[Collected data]
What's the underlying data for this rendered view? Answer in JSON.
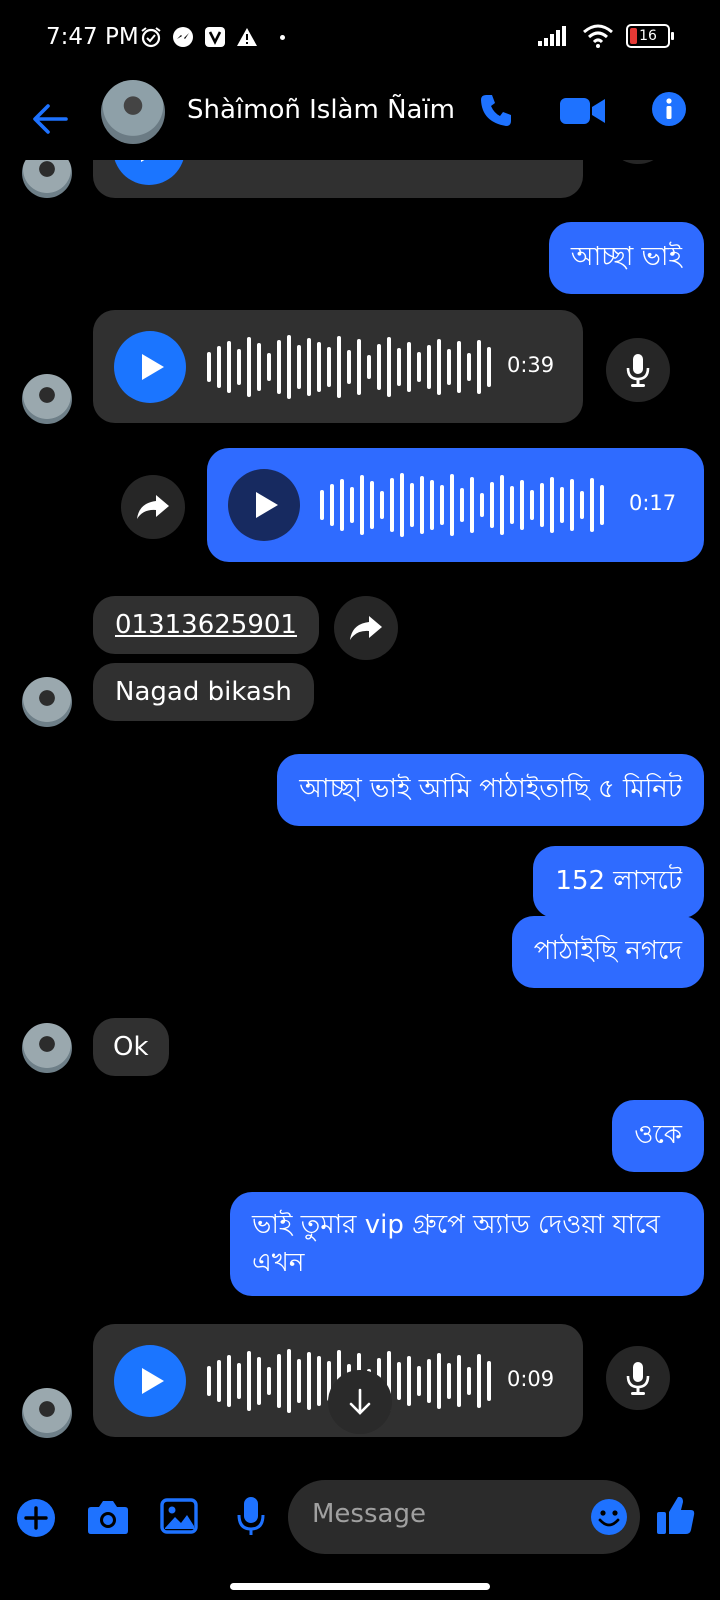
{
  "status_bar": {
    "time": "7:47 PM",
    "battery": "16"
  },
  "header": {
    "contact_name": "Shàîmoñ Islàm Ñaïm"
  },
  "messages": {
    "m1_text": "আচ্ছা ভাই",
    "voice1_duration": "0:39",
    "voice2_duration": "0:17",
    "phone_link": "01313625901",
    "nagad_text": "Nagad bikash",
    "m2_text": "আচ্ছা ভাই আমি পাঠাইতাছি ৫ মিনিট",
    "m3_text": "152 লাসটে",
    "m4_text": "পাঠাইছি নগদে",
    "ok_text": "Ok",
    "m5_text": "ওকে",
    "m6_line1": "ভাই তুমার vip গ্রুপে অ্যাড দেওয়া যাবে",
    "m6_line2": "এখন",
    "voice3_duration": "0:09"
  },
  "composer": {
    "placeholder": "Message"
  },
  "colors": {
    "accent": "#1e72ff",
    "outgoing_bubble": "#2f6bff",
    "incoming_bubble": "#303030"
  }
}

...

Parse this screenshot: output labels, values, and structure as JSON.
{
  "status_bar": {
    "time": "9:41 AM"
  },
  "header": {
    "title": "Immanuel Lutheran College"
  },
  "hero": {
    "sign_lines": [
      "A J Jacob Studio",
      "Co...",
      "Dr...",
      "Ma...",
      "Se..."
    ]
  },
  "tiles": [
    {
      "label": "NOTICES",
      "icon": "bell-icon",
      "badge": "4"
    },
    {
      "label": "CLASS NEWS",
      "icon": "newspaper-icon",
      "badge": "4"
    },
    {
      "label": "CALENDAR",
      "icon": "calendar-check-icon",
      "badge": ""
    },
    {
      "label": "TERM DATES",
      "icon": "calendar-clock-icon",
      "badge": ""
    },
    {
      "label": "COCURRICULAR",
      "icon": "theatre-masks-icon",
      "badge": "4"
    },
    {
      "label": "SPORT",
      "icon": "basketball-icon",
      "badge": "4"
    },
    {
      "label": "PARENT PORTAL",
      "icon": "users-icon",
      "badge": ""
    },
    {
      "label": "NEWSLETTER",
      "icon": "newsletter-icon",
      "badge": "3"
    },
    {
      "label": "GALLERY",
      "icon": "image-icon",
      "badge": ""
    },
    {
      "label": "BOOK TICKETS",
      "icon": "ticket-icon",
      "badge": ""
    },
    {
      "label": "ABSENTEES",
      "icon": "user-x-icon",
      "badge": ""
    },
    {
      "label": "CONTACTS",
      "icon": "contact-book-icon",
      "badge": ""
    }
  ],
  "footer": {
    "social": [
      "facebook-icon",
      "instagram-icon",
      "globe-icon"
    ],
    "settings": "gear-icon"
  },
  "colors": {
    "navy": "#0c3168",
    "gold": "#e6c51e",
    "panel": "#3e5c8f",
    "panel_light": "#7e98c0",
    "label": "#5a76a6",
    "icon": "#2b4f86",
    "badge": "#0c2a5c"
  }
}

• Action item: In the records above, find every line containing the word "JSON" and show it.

• Problem solution:
What's the underlying data for this rendered view? Answer in JSON.
Parse this screenshot: output labels, values, and structure as JSON.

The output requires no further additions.